Based on the level of angst mixed with the clubhouse oxygen, as well as the urgency to wring out every possible victory while improving with both the lineup and the starting rotation, the situation facing Sveum is child's play compared to what Bobby Valentine faces with the Red Sox.
While the Red Sox never quite committed to Sveum as their choice to replace Terry Francona, it's pretty clear the former Brewers coach could have had his choice of starting his managerial career with a win-at-all-costs organization coming off a horrific September collapse or a franchise that was bottoming out, with the immediate future bleak.
Sveum traveled from his home in Phoenix to Milwaukee last November at least half expecting to finalize a deal to manage the Red Sox. But the Cubs headed him off, and he jumped at the chance to work for Theo Epstein, whom he had gotten to know as the Red Sox's third-base coach.
Valentine, who told me he would "have walked to Chicago'' for a chance at the Cubs job, wound up instead taking an offer from Red Sox owner John Henry, President Larry Lucchino and Epstein's replacement, Ben Cherington.
There he was in the visiting manager's office at Wrigley Field on Friday — 10 players on the disabled list, first baseman Adrian Gonzalez in right field, a roster so confused that one of his most dangerous hitters, rookie Will Middlebrooks, was grounded without a designated hitter spot — left to explain a 3-0 loss to Ryan Dempster that dropped the Red Sox to 31-33.
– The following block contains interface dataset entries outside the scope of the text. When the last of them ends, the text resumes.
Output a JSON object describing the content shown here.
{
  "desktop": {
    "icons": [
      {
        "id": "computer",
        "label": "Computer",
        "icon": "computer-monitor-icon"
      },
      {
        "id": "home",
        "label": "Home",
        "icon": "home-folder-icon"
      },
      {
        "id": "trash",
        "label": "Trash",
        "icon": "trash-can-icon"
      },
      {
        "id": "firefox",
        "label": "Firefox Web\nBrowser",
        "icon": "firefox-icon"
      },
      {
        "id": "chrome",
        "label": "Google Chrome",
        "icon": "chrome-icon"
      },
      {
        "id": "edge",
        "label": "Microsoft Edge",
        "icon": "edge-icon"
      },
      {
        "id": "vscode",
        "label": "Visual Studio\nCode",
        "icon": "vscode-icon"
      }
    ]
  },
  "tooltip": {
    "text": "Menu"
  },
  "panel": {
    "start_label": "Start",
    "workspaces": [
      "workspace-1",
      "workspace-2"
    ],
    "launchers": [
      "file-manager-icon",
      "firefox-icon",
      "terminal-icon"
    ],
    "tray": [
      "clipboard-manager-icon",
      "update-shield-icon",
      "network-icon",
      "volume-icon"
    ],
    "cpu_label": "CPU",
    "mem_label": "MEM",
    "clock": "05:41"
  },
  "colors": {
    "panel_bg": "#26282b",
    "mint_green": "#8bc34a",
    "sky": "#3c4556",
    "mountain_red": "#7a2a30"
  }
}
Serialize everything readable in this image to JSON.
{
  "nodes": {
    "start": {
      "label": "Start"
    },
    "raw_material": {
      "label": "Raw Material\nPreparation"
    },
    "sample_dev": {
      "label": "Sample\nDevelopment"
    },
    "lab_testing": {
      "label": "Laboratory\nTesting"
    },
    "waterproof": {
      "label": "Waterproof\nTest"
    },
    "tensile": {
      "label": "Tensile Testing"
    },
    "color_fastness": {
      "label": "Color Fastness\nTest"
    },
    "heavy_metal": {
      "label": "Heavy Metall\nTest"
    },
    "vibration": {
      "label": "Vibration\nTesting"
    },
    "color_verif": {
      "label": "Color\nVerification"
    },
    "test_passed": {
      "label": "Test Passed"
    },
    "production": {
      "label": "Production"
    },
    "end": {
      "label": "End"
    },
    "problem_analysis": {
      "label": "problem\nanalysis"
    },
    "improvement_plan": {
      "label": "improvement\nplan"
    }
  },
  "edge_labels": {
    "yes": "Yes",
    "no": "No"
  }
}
"He was pretty good,'' Valentine said about Dempster, a trade candidate who may have pitched his last game for the Cubs. "Guys weren't picking up his ball well, and when we hit the ball they seemed to be right at their outfield. They have to drop a couple of times a game to put some runs on the board.''
Before the 40,073 fans could sing "Go, Cubs, Go,'' reclaiming Wrigley Field after a three-day occupation by Michiganders, Sveum's team had to survive Carlos Marmol's 29-pitch ninth inning.
The rookie manager went to the mound before Marmol faced Dustin Pedroia with the bases loaded, just as he had walked out there to challenge Dempster before he faced Pedroia two innings earlier. Both times the Cubs got the third out, with Pedroia lining out to right fielder David DeJesus to end Dempster's seven-inning stint and then rapping a rocket grounder right at third baseman Luis Valbuena for the final out of the game.
"It's frustrating,'' Pedroia said. "We're not trying to be (crappy). Everybody's trying. We're just not playing good. We scored zero runs. You can't win a game when you score zero runs.''
The Red Sox stumbled to a 4-10 start and have been playing catchup ever since. The crowd on the disabled list includes Jacoby Ellsbury, Carl Crawford, John Lackey, Andrew Bailey and Bobby Jenks and soon may welcome ace Josh Beckett, who was scratched from a Sunday start against the Cubs. He will have his shoulder examined in Boston.
Kevin Youkilis, a heart-and-soul guy for the teams that won the World Series in 2004 and '07, was out earlier this year and wasn't missed as much as you might think. Middlebrooks has been a force (.290, six homers, 22 RBIs in 124 at-bats), creating some awkwardness since Youkilis was activated.
Valentine is trying to buy some time using Gonzalez in right field so he can play Youkilis at first, but he wanted David Ortiz in the lineup Friday, so Middlebrooks grabbed a seat. He had a nice view when Gonzalez played Dempster's bloop into a triple in the second inning.
These are the sort of things that tend to happen when you try to force your best hitters into the lineup, and you get burned when those hitters don't hit. Gonzalez's 0-for-4, two-strikeout day dropped his average to .263, his OPS to .721.
Who would have thought Epstein's 2012 first baseman, Bryan LaHair, would be outhitting the guy he acquired for the Red Sox two years ago?
Epstein would take a team full of LaHairs, but don't be surprised if he trades him to the Pirates or someone else shortly after he executes the seemingly inevitable Dempster deal, which has taken on a feeling of any down now. With a 22-42 record, the Cubs are a long way away from having the chance to win that the Red Sox are trying not to let escape.
Epstein talked about the Cubs' "little bit of a talent deficit'' before Friday's game but insisted that losses still hurt, even if they come with a potential consolation prize — one of the top picks in the 2013 draft, maybe even the first selection.
"It's all about wins and losses,'' Epstein said. "That's what matters in this game. If you dig deep enough, you'll see a manager and a coaching staff that have set high expectations for players and players working very hard to live up to those expectations.''
No doubt that's right. But Epstein and Sveum are just trying to move the chains. The guys who need to throw long are the ones in the visitors' clubhouse.